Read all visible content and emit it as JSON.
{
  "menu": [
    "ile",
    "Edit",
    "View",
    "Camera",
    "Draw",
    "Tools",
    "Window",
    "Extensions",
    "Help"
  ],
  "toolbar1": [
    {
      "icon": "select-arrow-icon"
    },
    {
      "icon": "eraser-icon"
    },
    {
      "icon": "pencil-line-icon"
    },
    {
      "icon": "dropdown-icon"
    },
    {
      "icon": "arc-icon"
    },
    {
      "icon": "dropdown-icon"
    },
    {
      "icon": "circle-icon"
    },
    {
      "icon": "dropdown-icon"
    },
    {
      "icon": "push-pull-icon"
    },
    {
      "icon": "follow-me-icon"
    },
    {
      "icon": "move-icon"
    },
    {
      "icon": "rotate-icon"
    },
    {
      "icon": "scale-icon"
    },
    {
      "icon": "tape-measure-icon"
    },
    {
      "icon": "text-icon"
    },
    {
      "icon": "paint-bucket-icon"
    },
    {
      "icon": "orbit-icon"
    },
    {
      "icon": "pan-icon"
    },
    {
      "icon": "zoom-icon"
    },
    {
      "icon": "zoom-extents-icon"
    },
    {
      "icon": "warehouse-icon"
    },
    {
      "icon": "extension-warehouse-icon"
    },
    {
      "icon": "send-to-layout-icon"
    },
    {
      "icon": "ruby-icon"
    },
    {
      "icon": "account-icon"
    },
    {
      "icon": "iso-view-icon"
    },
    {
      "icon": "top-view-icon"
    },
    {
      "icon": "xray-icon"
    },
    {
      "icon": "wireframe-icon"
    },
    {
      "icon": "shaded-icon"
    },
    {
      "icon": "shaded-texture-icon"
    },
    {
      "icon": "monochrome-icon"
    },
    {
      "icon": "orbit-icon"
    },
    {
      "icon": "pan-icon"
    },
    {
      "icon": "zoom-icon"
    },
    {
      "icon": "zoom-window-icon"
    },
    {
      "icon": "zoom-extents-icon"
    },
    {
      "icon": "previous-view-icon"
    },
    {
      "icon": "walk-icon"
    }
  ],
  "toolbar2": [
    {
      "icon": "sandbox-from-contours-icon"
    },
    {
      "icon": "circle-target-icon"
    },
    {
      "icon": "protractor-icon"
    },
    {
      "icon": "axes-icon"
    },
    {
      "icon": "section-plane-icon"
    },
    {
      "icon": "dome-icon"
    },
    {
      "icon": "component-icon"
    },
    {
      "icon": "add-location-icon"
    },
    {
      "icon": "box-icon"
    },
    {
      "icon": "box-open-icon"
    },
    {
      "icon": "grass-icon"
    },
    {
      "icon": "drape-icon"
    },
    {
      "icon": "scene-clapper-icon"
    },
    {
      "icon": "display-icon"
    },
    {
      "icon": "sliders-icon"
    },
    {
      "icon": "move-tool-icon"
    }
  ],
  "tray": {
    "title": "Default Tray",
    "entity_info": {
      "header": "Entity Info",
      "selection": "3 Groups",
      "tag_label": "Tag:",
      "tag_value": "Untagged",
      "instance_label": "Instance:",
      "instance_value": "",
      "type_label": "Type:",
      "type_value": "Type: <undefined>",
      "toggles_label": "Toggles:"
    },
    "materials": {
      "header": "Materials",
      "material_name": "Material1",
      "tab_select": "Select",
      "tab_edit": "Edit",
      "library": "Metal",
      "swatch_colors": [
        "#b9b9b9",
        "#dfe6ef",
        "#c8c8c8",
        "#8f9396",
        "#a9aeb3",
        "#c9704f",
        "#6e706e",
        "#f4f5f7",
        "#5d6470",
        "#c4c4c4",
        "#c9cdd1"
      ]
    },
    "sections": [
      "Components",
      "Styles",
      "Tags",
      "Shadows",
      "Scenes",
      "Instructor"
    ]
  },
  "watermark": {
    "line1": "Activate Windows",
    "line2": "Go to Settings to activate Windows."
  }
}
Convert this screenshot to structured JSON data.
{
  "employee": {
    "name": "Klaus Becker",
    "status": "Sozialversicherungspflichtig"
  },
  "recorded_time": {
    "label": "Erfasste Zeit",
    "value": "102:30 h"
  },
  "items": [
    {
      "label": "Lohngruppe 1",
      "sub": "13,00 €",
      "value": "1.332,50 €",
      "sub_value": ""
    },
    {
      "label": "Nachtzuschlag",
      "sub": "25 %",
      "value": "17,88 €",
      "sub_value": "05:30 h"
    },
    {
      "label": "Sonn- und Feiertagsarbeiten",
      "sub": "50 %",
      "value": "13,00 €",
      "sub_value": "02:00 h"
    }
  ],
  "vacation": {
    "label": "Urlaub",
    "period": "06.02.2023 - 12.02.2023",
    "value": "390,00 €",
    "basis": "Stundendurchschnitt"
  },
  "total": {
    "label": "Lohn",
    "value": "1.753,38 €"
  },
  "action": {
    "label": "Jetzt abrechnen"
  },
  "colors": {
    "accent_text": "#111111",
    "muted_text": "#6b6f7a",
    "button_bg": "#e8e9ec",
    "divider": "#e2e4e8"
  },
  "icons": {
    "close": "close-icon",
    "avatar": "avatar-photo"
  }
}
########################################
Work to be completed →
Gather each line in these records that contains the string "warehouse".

Exercise output →
      "icon": "warehouse-icon"
      "icon": "extension-warehouse-icon"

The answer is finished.